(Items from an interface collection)

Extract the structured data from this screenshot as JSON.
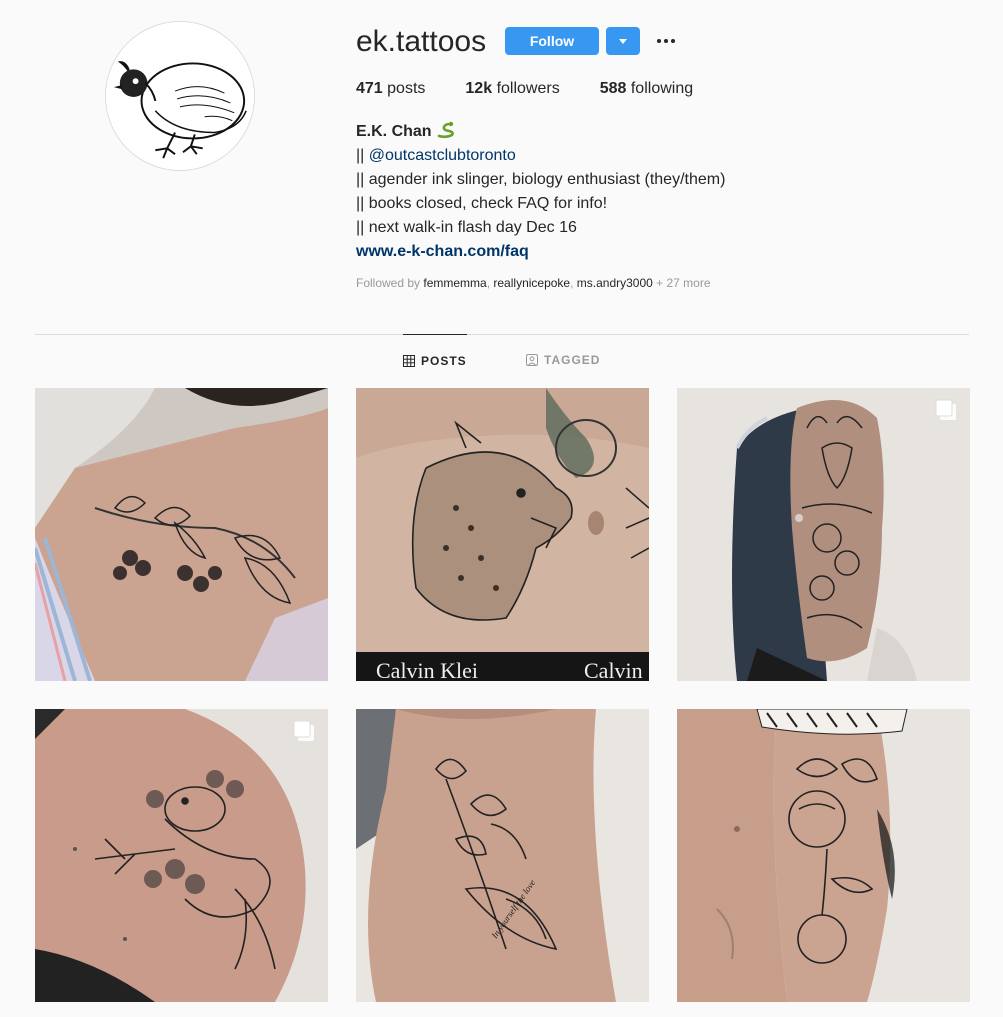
{
  "profile": {
    "username": "ek.tattoos",
    "follow_label": "Follow",
    "avatar_icon": "quail-illustration",
    "stats": {
      "posts_count": "471",
      "posts_label": "posts",
      "followers_count": "12k",
      "followers_label": "followers",
      "following_count": "588",
      "following_label": "following"
    },
    "bio": {
      "name": "E.K. Chan",
      "name_emoji": "snake-icon",
      "prefix1": "|| ",
      "mention": "@outcastclubtoronto",
      "line2": "|| agender ink slinger, biology enthusiast (they/them)",
      "line3": "|| books closed, check FAQ for info!",
      "line4": "|| next walk-in flash day Dec 16",
      "link": "www.e-k-chan.com/faq"
    },
    "followed_by": {
      "prefix": "Followed by ",
      "names": [
        "femmemma",
        "reallynicepoke",
        "ms.andry3000"
      ],
      "sep": ", ",
      "more": " + 27 more"
    }
  },
  "tabs": [
    {
      "label": "POSTS",
      "icon": "grid-icon",
      "active": true
    },
    {
      "label": "TAGGED",
      "icon": "tagged-icon",
      "active": false
    }
  ],
  "posts": [
    {
      "subject": "cherry-branch-shoulder-tattoo",
      "multi": false
    },
    {
      "subject": "hyena-belly-tattoo",
      "multi": false
    },
    {
      "subject": "stag-sleeve-tattoo",
      "multi": true
    },
    {
      "subject": "mouse-flowers-shoulder-tattoo",
      "multi": true
    },
    {
      "subject": "orchid-banner-arm-tattoo",
      "multi": false
    },
    {
      "subject": "peach-branch-arm-tattoo",
      "multi": false
    }
  ],
  "colors": {
    "accent": "#3897f0",
    "link": "#003569",
    "background": "#fafafa",
    "muted": "#999999"
  }
}
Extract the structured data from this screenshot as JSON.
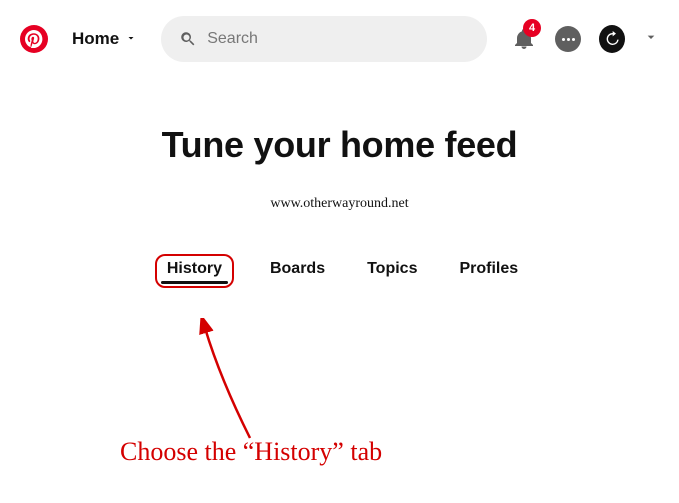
{
  "header": {
    "home_label": "Home",
    "search_placeholder": "Search",
    "notification_count": "4"
  },
  "page": {
    "title": "Tune your home feed",
    "watermark": "www.otherwayround.net"
  },
  "tabs": {
    "items": [
      {
        "label": "History"
      },
      {
        "label": "Boards"
      },
      {
        "label": "Topics"
      },
      {
        "label": "Profiles"
      }
    ]
  },
  "annotation": {
    "text": "Choose the “History” tab"
  }
}
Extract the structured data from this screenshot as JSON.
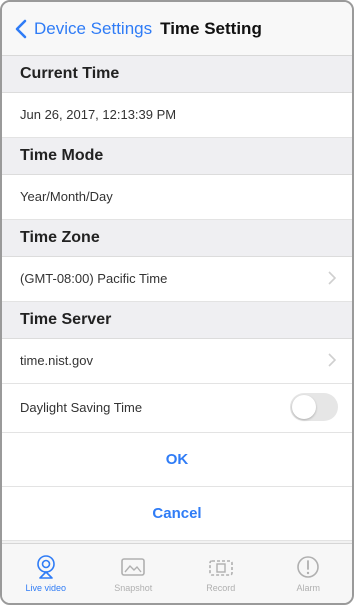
{
  "nav": {
    "back_label": "Device Settings",
    "title": "Time Setting"
  },
  "sections": {
    "current_time": {
      "header": "Current Time",
      "value": "Jun 26, 2017, 12:13:39 PM"
    },
    "time_mode": {
      "header": "Time Mode",
      "value": "Year/Month/Day"
    },
    "time_zone": {
      "header": "Time Zone",
      "value": "(GMT-08:00) Pacific Time"
    },
    "time_server": {
      "header": "Time Server",
      "value": "time.nist.gov"
    }
  },
  "daylight": {
    "label": "Daylight Saving Time",
    "enabled": false
  },
  "actions": {
    "ok": "OK",
    "cancel": "Cancel"
  },
  "tabbar": {
    "tabs": [
      {
        "label": "Live video",
        "icon": "camera-icon",
        "active": true
      },
      {
        "label": "Snapshot",
        "icon": "image-icon",
        "active": false
      },
      {
        "label": "Record",
        "icon": "video-icon",
        "active": false
      },
      {
        "label": "Alarm",
        "icon": "alert-icon",
        "active": false
      }
    ]
  },
  "colors": {
    "accent": "#2f7cf6",
    "section_bg": "#efeff2",
    "inactive_tab": "#b0b0b0"
  }
}
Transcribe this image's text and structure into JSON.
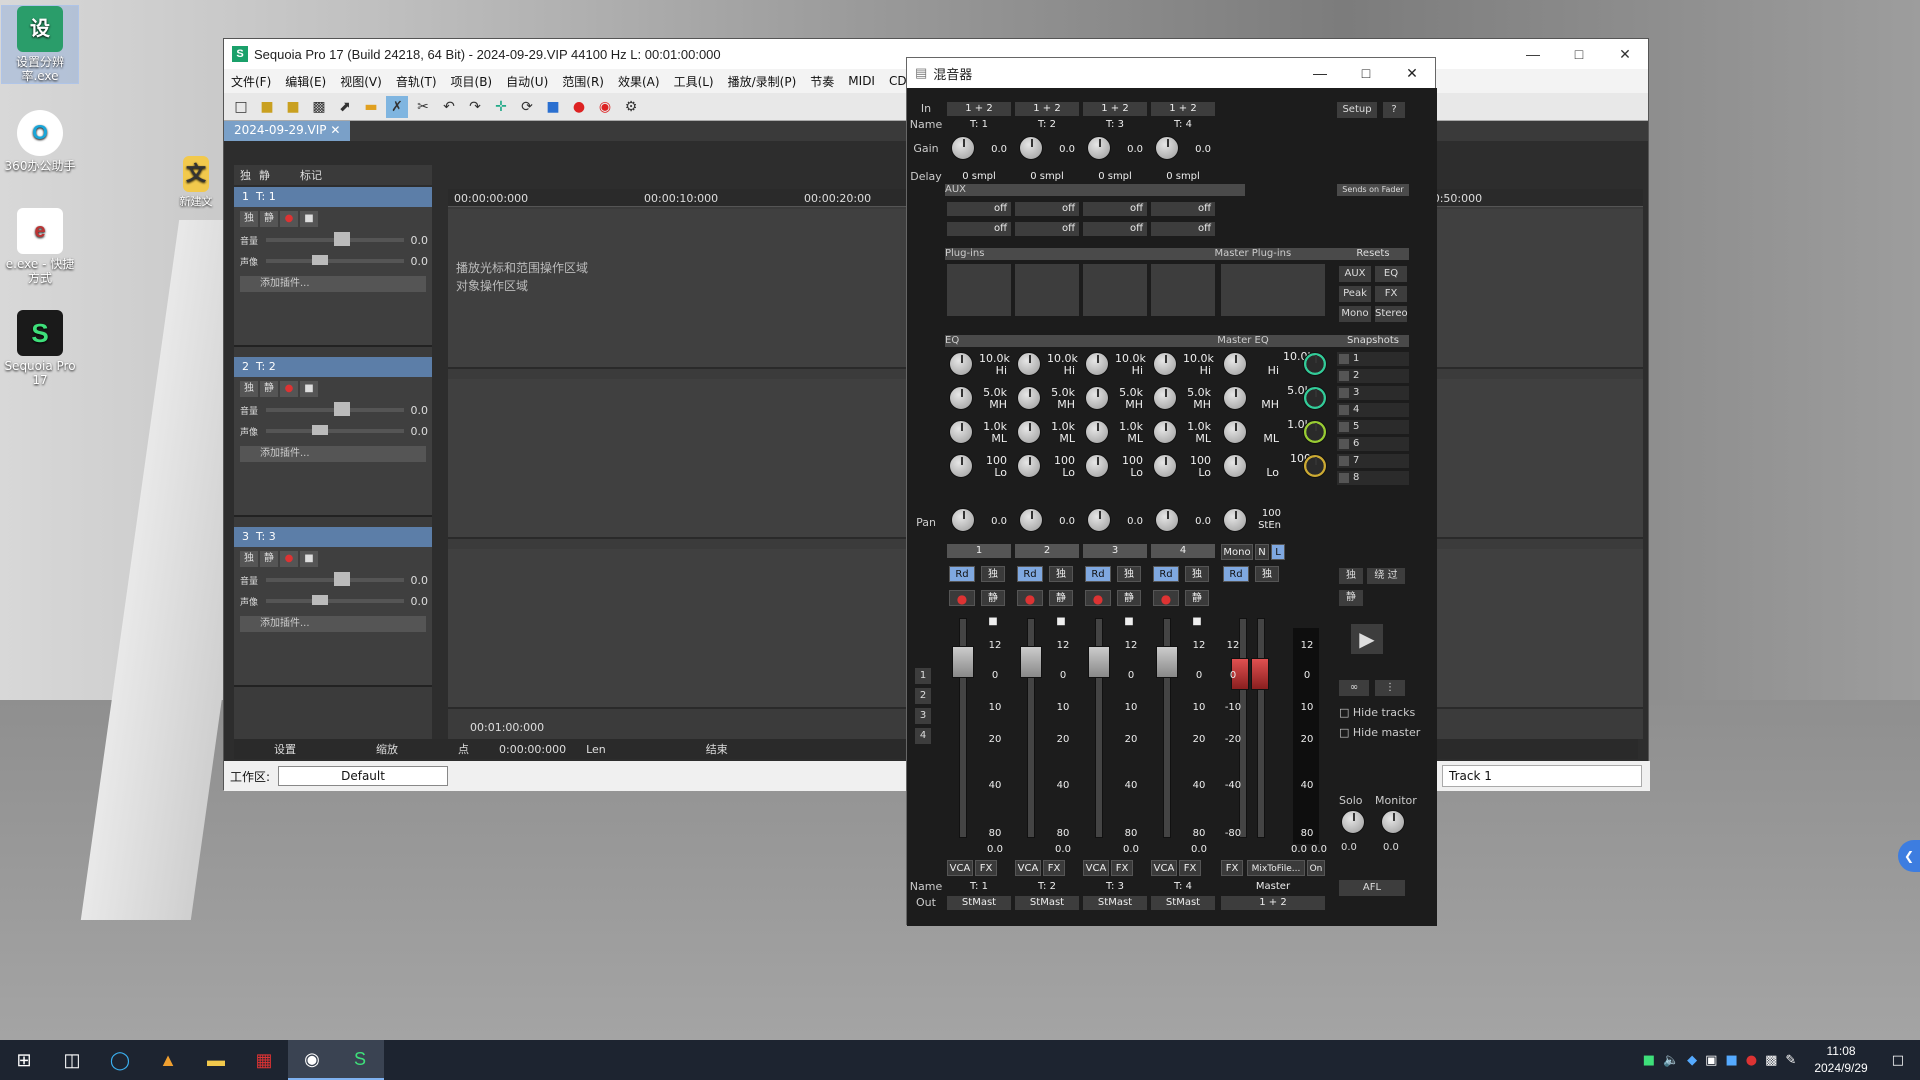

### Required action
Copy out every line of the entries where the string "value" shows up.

### Expected output
      "value": "Jun 26, 2017, 12:13:39 PM"
      "value": "Year/Month/Day"
      "value": "(GMT-08:00) Pacific Time"
      "value": "time.nist.gov"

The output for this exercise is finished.